This week has seen all the signs of spring: the first hellebore, the first crocus, the spring thaw. Now, only slightly out of order, we're seeing the signs that winter is drawing to a close. The nodding of the snowdrops.
They've been up for a long time, but they've been sticking straight out of the ground, waiting until they think it's safe.
This year, it seemed like they'd been doing this for longer than usual, but then I took a peek through my camera roll. I have a LOT of pictures of snowdrops from late February over the years, and this is pretty much the same as other years. They poke out of the ground in January and put out those green solar panels, then they take their time to nod and open - usually the very end of February or beginning of March, when hopefully there are a few insects to assist with pollination.
Of course, they use pollination to spread themslves through the woods. But once the flowers drop, I'll give them a hand as well. The best time to propagate Galanthus is while they're still green, but after the petals have dropped.
Snowdrops are indeed non-native plants, as am I. But they (and I) are well-behaved and they don't seem to get in the way of anything else that's growing near them.
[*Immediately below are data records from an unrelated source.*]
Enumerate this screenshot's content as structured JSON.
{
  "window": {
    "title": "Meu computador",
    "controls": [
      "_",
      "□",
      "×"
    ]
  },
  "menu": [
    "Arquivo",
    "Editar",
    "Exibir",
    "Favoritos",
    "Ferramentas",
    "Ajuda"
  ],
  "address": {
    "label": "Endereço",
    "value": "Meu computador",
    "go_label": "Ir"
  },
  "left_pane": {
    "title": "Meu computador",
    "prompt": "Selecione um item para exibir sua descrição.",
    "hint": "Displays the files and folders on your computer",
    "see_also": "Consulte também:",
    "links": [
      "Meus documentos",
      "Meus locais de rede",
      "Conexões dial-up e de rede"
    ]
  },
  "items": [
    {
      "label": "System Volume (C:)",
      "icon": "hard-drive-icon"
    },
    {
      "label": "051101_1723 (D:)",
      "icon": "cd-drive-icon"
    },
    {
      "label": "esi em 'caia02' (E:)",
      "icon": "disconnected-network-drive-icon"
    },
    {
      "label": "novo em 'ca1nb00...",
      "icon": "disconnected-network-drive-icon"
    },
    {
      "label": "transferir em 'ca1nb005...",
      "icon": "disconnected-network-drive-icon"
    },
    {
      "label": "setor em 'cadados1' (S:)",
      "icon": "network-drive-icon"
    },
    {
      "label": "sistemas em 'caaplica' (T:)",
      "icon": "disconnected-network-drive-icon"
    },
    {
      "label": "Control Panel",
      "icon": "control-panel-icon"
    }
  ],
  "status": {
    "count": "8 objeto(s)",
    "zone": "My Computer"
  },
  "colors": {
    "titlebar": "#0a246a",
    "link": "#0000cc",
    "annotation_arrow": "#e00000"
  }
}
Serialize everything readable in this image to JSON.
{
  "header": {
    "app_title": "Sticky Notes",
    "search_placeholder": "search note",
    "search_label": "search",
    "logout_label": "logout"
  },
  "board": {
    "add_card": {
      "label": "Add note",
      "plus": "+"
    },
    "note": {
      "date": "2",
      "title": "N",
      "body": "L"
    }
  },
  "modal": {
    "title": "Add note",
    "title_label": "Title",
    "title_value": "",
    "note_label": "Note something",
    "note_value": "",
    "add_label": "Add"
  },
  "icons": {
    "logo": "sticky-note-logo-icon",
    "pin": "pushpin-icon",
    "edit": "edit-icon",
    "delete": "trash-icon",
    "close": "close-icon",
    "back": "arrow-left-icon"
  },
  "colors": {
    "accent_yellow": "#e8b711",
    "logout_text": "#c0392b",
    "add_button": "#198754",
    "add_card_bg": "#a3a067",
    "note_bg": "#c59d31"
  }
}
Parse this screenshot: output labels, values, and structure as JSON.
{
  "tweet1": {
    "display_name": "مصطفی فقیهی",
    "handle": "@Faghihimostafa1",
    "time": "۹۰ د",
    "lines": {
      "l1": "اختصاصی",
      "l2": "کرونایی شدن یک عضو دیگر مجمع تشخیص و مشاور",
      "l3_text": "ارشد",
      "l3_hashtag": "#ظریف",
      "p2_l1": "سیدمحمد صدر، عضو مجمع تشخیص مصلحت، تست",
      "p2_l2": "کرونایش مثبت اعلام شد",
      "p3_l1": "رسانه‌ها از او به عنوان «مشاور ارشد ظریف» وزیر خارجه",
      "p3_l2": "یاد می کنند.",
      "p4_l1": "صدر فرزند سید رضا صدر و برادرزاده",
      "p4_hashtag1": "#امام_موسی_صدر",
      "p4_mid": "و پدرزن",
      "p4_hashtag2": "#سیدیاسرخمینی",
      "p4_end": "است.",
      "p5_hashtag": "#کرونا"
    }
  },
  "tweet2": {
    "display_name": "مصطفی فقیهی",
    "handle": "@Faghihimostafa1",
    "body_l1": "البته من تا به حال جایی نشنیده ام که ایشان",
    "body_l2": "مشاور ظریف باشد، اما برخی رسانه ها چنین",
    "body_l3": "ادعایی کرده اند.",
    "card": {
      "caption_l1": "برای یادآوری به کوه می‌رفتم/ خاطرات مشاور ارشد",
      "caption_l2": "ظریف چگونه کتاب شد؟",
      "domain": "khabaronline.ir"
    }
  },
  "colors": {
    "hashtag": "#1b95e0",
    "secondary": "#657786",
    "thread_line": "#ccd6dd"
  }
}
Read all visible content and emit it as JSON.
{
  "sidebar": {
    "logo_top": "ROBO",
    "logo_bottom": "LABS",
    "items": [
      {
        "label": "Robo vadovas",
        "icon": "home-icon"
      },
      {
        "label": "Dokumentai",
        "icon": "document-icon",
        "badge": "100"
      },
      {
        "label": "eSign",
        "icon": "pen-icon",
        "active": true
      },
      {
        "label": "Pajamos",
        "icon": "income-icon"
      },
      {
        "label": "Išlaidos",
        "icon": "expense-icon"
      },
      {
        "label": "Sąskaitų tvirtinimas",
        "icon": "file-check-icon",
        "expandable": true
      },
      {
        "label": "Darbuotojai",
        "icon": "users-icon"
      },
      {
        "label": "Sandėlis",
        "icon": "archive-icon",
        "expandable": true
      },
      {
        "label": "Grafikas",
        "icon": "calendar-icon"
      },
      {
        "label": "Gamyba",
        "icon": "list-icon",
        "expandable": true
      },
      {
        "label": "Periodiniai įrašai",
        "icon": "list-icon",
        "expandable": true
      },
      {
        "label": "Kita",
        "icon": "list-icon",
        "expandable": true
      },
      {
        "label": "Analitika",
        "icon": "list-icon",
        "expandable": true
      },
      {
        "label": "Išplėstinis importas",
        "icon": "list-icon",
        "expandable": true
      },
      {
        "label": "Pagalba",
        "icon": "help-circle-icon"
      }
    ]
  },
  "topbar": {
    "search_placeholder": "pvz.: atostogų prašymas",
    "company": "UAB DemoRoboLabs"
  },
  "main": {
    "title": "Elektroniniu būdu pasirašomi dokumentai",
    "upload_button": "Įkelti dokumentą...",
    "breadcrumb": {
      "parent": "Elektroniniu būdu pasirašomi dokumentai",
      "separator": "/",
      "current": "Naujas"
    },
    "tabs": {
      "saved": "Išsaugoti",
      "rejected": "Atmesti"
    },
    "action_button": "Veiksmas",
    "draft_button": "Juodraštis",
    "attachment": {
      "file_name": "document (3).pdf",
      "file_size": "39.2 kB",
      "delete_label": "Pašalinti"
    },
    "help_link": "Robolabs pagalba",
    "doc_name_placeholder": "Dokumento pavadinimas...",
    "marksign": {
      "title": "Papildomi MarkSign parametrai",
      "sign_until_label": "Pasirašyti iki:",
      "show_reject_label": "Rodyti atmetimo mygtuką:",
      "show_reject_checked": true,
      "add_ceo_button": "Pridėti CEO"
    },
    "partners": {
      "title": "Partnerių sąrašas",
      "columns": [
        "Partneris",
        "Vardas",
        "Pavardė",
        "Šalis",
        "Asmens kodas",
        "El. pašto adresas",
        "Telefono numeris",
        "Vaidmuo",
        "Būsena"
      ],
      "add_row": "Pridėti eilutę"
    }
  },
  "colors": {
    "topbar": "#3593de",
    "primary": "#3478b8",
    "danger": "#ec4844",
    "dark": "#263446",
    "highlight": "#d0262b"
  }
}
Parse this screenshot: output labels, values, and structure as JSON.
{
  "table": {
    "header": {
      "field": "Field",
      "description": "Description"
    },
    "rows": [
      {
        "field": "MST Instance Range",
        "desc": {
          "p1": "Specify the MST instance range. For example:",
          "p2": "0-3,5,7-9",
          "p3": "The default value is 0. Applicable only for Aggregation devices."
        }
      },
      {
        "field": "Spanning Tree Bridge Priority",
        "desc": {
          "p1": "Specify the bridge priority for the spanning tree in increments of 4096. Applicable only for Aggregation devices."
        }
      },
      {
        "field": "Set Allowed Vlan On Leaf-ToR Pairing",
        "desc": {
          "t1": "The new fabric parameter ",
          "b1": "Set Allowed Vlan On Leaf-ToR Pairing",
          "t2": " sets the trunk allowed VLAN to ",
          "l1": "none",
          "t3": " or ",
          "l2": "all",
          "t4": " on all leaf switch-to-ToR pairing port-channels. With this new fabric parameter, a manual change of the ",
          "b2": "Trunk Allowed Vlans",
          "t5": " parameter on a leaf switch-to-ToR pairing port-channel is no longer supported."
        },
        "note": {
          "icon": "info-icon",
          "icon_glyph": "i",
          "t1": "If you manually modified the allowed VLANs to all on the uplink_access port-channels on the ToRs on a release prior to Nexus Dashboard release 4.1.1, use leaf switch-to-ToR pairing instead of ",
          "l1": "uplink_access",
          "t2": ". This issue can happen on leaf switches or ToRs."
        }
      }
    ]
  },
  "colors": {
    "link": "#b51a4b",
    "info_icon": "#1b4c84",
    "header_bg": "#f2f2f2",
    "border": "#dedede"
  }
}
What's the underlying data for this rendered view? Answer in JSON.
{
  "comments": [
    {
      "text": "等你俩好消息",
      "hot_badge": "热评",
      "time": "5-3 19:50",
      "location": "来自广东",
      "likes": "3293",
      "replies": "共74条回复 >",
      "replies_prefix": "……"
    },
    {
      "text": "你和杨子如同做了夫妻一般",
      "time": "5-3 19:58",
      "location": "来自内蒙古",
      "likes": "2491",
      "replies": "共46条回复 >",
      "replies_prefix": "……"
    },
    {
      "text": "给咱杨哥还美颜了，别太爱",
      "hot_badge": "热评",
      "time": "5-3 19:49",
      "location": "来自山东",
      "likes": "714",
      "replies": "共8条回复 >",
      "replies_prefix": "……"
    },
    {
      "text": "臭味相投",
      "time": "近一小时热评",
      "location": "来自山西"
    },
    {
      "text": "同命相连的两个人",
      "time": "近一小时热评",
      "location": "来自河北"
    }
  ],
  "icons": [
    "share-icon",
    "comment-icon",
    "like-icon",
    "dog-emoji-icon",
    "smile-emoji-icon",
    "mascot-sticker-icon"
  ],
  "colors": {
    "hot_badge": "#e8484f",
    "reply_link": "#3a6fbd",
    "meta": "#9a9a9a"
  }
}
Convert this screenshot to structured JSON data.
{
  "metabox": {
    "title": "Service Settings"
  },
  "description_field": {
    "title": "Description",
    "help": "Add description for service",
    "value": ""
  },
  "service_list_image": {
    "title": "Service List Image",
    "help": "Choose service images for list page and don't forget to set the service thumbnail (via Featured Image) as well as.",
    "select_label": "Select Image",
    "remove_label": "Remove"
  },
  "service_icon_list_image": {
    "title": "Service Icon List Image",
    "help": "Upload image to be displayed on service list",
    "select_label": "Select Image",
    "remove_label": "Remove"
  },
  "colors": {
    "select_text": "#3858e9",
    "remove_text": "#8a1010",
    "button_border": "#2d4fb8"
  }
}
I have them scattered among the (also non-native) hellebores in the Wall Garden, and if my hopes are realized, one day soon I'll be able to share that iconic photo of a woodland expanse of snowdrops, taken right there in the Wall Garden.